The devastated family of a motorcyclist who was killed after being hit by a car have urged other road users to be more aware of bikers to spare them the same heartache.

David Clarke, 56, formerly of Cross Street, Eye, died after his BMW motorbike was in a collision with the rear of Lynne Warden's Ford C-Max car on the A140 at Dickleburgh, near Diss.

Warden, 75, appeared at Norwich Crown Court for sentencing on Thursday (October 6) after being found guilty of causing death by careless driving following the fatal crash on January 10, 2020.

A statement released by Mr Clarke's family after sentencing said: "We as a family would like to take this opportunity to ask the public to please be much more aware of motorcycles on the road.

"This tragic incident has taken our beloved Dave from us, who was a father, grandfather, son, brother, uncle and friend to many."

"We would like to say that we understand that this tragic error could have been anyone of us.

Diss Mercury: Lynne Warden has been found guilty of causing death by careless driving after David Clarke was killed in a crash on the A140Lynne Warden has been found guilty of causing death by careless driving after David Clarke was killed in a crash on the A140 (Image: Archant)

"But we urge people that if a mistake is made, especially one as catastrophic as this, to take responsibility for your mistake so that other families don't have to suffer the heartache that we have".

Mr Clarke, a father of three and grandfather of two, was described as a man who "always had a tale to tell" and would be missed every day by his family and friends.

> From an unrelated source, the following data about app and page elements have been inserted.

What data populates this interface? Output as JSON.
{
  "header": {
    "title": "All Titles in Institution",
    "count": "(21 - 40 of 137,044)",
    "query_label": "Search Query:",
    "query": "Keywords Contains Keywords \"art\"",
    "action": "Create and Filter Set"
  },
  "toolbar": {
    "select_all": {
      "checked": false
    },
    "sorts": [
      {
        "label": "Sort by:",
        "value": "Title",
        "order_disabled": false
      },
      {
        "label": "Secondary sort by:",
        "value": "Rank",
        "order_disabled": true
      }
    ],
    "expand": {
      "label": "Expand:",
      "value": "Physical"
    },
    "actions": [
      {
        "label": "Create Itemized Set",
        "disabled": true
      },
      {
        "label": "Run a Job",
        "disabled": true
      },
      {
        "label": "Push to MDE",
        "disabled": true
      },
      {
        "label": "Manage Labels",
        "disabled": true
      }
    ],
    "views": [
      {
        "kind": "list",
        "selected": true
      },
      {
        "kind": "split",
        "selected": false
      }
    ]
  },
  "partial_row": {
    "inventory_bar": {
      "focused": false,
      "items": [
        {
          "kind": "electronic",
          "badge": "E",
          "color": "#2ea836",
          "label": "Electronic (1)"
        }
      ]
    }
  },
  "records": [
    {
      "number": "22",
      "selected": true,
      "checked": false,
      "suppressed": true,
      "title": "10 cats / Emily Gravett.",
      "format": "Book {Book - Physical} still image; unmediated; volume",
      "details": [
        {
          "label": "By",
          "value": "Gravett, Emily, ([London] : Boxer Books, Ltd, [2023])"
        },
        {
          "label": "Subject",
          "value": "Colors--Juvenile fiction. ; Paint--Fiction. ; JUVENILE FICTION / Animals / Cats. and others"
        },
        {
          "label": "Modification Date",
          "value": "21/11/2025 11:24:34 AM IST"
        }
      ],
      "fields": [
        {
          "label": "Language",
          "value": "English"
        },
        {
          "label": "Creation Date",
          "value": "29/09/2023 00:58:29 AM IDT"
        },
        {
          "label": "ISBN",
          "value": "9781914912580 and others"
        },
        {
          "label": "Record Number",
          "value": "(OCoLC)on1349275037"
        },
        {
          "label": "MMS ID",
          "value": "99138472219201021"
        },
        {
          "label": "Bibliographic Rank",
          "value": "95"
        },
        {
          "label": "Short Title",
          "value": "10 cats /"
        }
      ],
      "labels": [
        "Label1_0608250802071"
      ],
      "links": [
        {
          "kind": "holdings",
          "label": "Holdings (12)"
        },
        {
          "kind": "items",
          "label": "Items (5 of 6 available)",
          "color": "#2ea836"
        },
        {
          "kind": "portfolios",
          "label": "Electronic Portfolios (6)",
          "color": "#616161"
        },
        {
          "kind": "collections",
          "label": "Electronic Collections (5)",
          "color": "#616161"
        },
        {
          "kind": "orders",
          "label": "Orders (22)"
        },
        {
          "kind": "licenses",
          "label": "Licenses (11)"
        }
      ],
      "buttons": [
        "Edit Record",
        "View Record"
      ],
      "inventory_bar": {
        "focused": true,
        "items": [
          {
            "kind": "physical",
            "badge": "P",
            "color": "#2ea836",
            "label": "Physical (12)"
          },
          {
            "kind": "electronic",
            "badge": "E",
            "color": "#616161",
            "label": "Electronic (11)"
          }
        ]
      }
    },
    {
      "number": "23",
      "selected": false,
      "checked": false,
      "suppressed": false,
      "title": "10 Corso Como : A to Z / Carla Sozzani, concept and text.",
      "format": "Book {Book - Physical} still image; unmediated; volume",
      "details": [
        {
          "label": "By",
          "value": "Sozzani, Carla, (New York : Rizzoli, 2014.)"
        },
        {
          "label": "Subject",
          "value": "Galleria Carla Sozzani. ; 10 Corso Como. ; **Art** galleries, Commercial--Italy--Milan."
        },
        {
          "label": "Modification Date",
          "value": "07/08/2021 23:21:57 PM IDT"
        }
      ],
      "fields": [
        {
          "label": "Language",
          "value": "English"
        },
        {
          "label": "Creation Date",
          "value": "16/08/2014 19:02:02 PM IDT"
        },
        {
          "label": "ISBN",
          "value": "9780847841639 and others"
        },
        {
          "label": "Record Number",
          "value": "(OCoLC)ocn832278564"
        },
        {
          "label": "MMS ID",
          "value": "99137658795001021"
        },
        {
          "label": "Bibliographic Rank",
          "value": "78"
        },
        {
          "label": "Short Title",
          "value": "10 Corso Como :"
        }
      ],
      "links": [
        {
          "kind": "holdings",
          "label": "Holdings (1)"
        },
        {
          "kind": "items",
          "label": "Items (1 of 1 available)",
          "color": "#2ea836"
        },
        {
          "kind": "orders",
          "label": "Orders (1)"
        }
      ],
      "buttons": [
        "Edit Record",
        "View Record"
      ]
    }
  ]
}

It said: "Dave was a big man but he had to be to carry that big heart around - always thinking of others and full of fun and energy, known to his grandchildren as 'Grandad Bubbles'."

His family added he "roamed and worked all over the world with his best mate Andy" and took holidays around the world with his biker friends from the Diss area.

Warden, of Steggles Drive, Roydon, was given a 12 month community order, made up of 120 hours unpaid work.

Judge Katharine Moore said: "If you looked carefully, as you should've done you would've seen him."

The trial heard from Stephen Spence, prosecuting, the crash had been "a momentary error" by Warden with the "most tragic consequences".

Jude Durr, who represented Warden, said it was a "catastrophic misjudgment".

Warden was also banned from driving for 12 months and made the subject of a three-month curfew meaning she must remain at home between 7pm and 7am.

Speaking after the sentencing hearing, Andy Hughes from Norfolk Constabulary's Serious Collision Investigation Team said: "No outcome will ever compensate for the loss of a loved one.

"This collision was avoidable, our investigations found Warden left insufficient time and space to safely complete the manoeuvre into Moor Road and see the motorcyclist.

"The exact reason why she failed to identify the motorcyclist remains unclear.

“However, this shines a light on the need for drivers to be completely aware of their surroundings; ensure they have adequate time when carrying out such manoeuvres and be aware of vulnerable road users like motorcyclists.

"We would urge all drivers to look, check and look again to ensure they are safe to proceed.”